Also available are plugs which are inserted much like a tampon and are mainly used for stress incontinence. Another insert is called a pessary and can be effective if you are experiencing a prolapse of the bladder or uterus and resulting weakened muscles.
A fairly new treatment for urinary incontinence that’s gaining in popularity involves a woman’s stem cells. The stem cells are gathered from blood and remain in a lab for a few weeks for culture and are then transplanted into the urinary tract by injection.
The stem cells are known to restore muscle mass of and around the urethra and also provide elasticity. It’s an outpatient procedure that only takes up to 20 minutes and provides results within 24 hours.
You may consider surgery if the incontinence problem is caused by a blockage, enlarged prostate or a change in the bladder’s position. During this surgery, the bladder is lifted from the pelvic floor and secured.
If the incontinence issue is serious, the surgeon may use a wide sling to hold the bladder and reduce the urethra’s passage to prevent involuntary leakage.

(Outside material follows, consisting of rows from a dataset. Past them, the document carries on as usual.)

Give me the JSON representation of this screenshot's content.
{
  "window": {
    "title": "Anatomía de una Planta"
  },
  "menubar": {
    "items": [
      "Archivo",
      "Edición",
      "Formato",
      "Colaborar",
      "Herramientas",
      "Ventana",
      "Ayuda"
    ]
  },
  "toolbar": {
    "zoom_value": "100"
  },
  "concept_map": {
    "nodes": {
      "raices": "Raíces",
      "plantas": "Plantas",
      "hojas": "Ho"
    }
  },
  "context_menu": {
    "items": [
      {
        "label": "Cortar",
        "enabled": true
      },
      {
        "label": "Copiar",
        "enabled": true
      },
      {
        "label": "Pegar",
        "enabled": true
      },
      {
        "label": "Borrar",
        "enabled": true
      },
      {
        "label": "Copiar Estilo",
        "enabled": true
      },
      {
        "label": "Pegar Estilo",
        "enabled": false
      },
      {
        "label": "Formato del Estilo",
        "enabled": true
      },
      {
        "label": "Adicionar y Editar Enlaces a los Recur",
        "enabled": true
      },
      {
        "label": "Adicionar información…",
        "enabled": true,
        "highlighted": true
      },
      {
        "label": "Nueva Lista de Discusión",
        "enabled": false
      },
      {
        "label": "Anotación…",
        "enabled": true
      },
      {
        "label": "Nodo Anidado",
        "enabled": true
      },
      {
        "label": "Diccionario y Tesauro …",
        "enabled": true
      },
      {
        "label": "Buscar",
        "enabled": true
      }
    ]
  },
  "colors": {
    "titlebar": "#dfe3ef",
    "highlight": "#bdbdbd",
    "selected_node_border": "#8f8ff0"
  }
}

Urge incontinence is best treated by the bladder augmentation surgical procedure, which utilizes part of the bowel to increase the bladder’s capacity to hold more urine.
One procedure implements a small device which is connected to a wire and sends tiny pulses of electricity to the nerves controlling the bladder. The device is inserted just under the skin, so it’s not an extremely invasive procedure.
Medications such as anticholinergics can sometimes help calm an overactive bladder. Mirabegron is used to treat incontinence from severe urges. It relaxes the bladder and also may increase the amount of urine you can hold in your bladder.
Alpha blockers such as Flomax may also be effective for men with urges or overflow issues. They relax the bladder muscles and fibers in the prostate so it’s easier to empty the bladder and empty it more thoroughly.
Topical estrogen may also be a way to rejuvenate the tissues within the urethra and vaginal tract so they’re stronger and more able to resist urinary urges. It’s a topical treatment that comes in the form of a ring, patch or cream.
There are also certain medical treatments you can turn to for help such as Botox (Botulinum toxin type A), which is injected into the bladder muscle to help those with an overactive bladder.
Another injection type – bulking material comprised of synthetic materials – helps to reduce bladder leakage and is non-invasive. The procedure consists of injecting the bulking material into the tissue around the urethra.
If medical treatments and other methods don’t completely get rid of your incontinence issues, turn to products that will help with the inconvenience of a urinary tract problem. The latest designs and materials in pads and other protective garments can be worn with no detection beneath your clothing.
Men can use drip collectors – the absorbent padding which is worn on the penis and kept in place by wearing fitted underwear. Catheters may also be used if your bladder is overactive or you have overflow issues. You simply insert the catheter into the urethra to drain the bladder.
Incontinence issues don’t have to ruin your social life or relationships or make you stop doing the things you love. Much information is available online and through your health care provider. Learn what you can and then make an educated decision about how to deal with a urinary incontinence problem.